For those watching the direction of the Pound, and becoming increasingly frustrated by its moves - you are not alone. Big-hitter analysts at one of the world’s largest investment banks fell the same.
In a note to clients dated October 26, Athanasios Vamvakidis at Bank of America Merrill Lynch Global Research reflects, “GBP is almost impossible to trade, regardless of ones' view on the final Brexit outcome.”
Vamvakidis notes Sterling is currently subject to random headlines on UK politics and the Brexit negotiations.
“The BoE is about to hike in response to tight labour markets and high inflation, but the economy is slowing. It is also hard to have a strong view on the final Brexit outcome, as a trade deal will likely need more years of negotiations than the UK government seems to expect,” reflects the analyst.
The call comes as Sterling enters a rangebound pattern against both the Pound and Euro.
The Pound-to-Euro exchange rate is stuck between the floor ~1.11 and ceiling ~1.13 since early October while the Pound-to-Dollar exchange rate is stuck between a floor ~1.30 and a ceiling around 1.33.
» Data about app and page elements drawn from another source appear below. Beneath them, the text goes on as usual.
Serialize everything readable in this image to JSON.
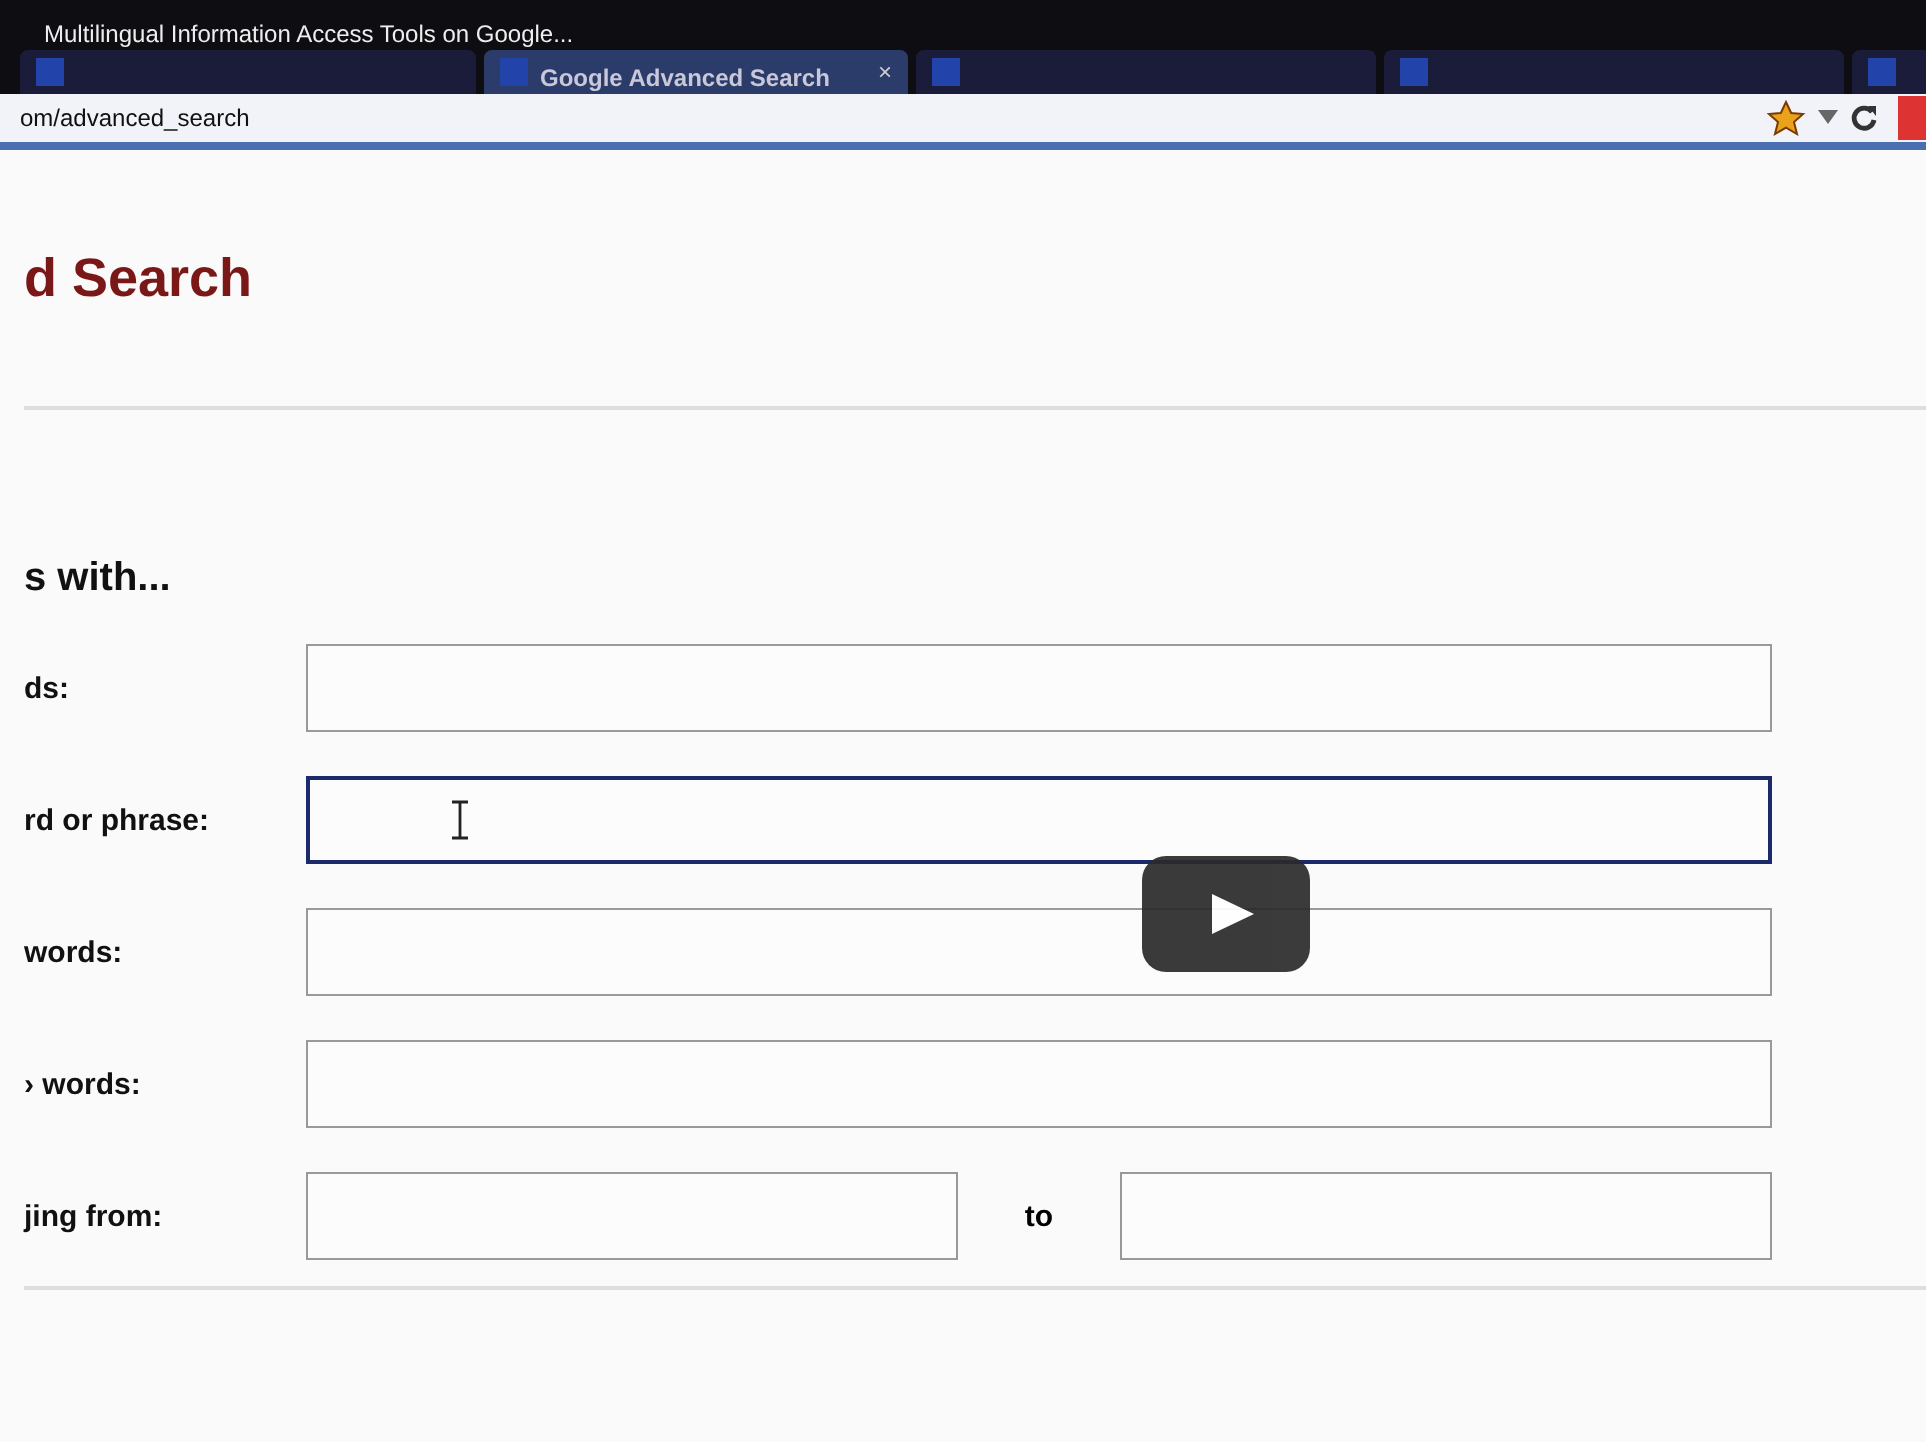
{
  "video_title": "Multilingual Information Access Tools on Google...",
  "tabs": [
    {
      "selected": false
    },
    {
      "label": "Google Advanced Search",
      "selected": true,
      "close": "×"
    },
    {
      "selected": false
    },
    {
      "selected": false
    },
    {
      "selected": false
    }
  ],
  "address_bar": {
    "url": "om/advanced_search"
  },
  "page": {
    "heading": "d Search",
    "section_title": "s with...",
    "fields": [
      {
        "kind": "single",
        "label": "ds:",
        "focused": false
      },
      {
        "kind": "single",
        "label": "rd or phrase:",
        "focused": true
      },
      {
        "kind": "single",
        "label": "words:",
        "focused": false
      },
      {
        "kind": "single",
        "label": "› words:",
        "focused": false
      },
      {
        "kind": "range",
        "label": "jing from:",
        "to_label": "to",
        "focused": false
      }
    ]
  }
}
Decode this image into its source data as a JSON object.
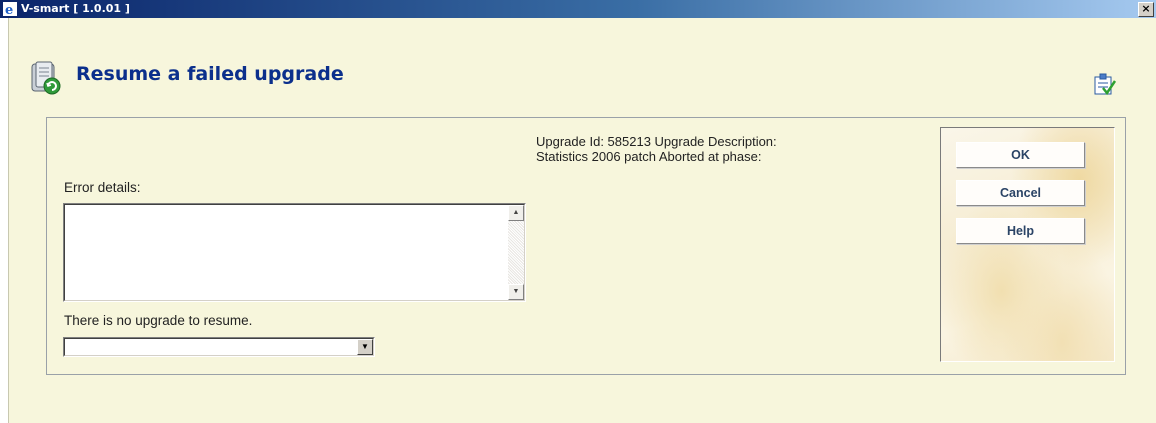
{
  "window": {
    "title": "V-smart [ 1.0.01 ]",
    "close_glyph": "×"
  },
  "page": {
    "title": "Resume a failed upgrade"
  },
  "info": {
    "line1": "Upgrade Id: 585213 Upgrade Description:",
    "line2": "Statistics 2006 patch Aborted at phase:"
  },
  "form": {
    "error_label": "Error details:",
    "error_value": "",
    "status_text": "There is no upgrade to resume.",
    "select_value": ""
  },
  "buttons": {
    "ok": "OK",
    "cancel": "Cancel",
    "help": "Help"
  },
  "icons": {
    "app": "ie-icon",
    "heading": "database-upgrade-icon",
    "corner": "task-check-icon"
  },
  "colors": {
    "title": "#0b2f8c",
    "background": "#f7f6dc",
    "button_text": "#2b4466"
  }
}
“Although the downtrend has been breached the bulls are certainly not in control here and the almost instant unwind of the rally just shows the number of false starts and false breaks you get with trading Cable now. The market is fast turning into a range play now between $1.3025/$1.3335 and the momentum indicators levelling off on the daily chart reflect this,” says Richard Perry, a technical analyst with Hantec Markets, reflecting the frustrating tone to the Pound’s recent trading patterns.
As mentioned, the problem appears to be Sterling’s fixation on headlines - something almost impossible to predict; particularly headlines pertaining to Brexit.
The UK government will have to decide in the next few months between asking for a long enough extension of the Brexit negotiations or walking away and going to the WTO rules.
“We would give an almost zero probability to the UK government's current plan to have a trade deal by the end of next year and then to transition to it in the following two years,” says BofAML’s Vamvakidis who notes trade agreements usually take 5-10 years.
“They could take even more in the Brexit case, as they will include too many countries. This suggests binary and extreme outcomes for GBP,” says Vamvakidis.
The only thing Vamvakidis is confident on forecasting is that volatility surrounding the UK currency has the potential to grow.
“We remain long volatility,” says Vamvakidis.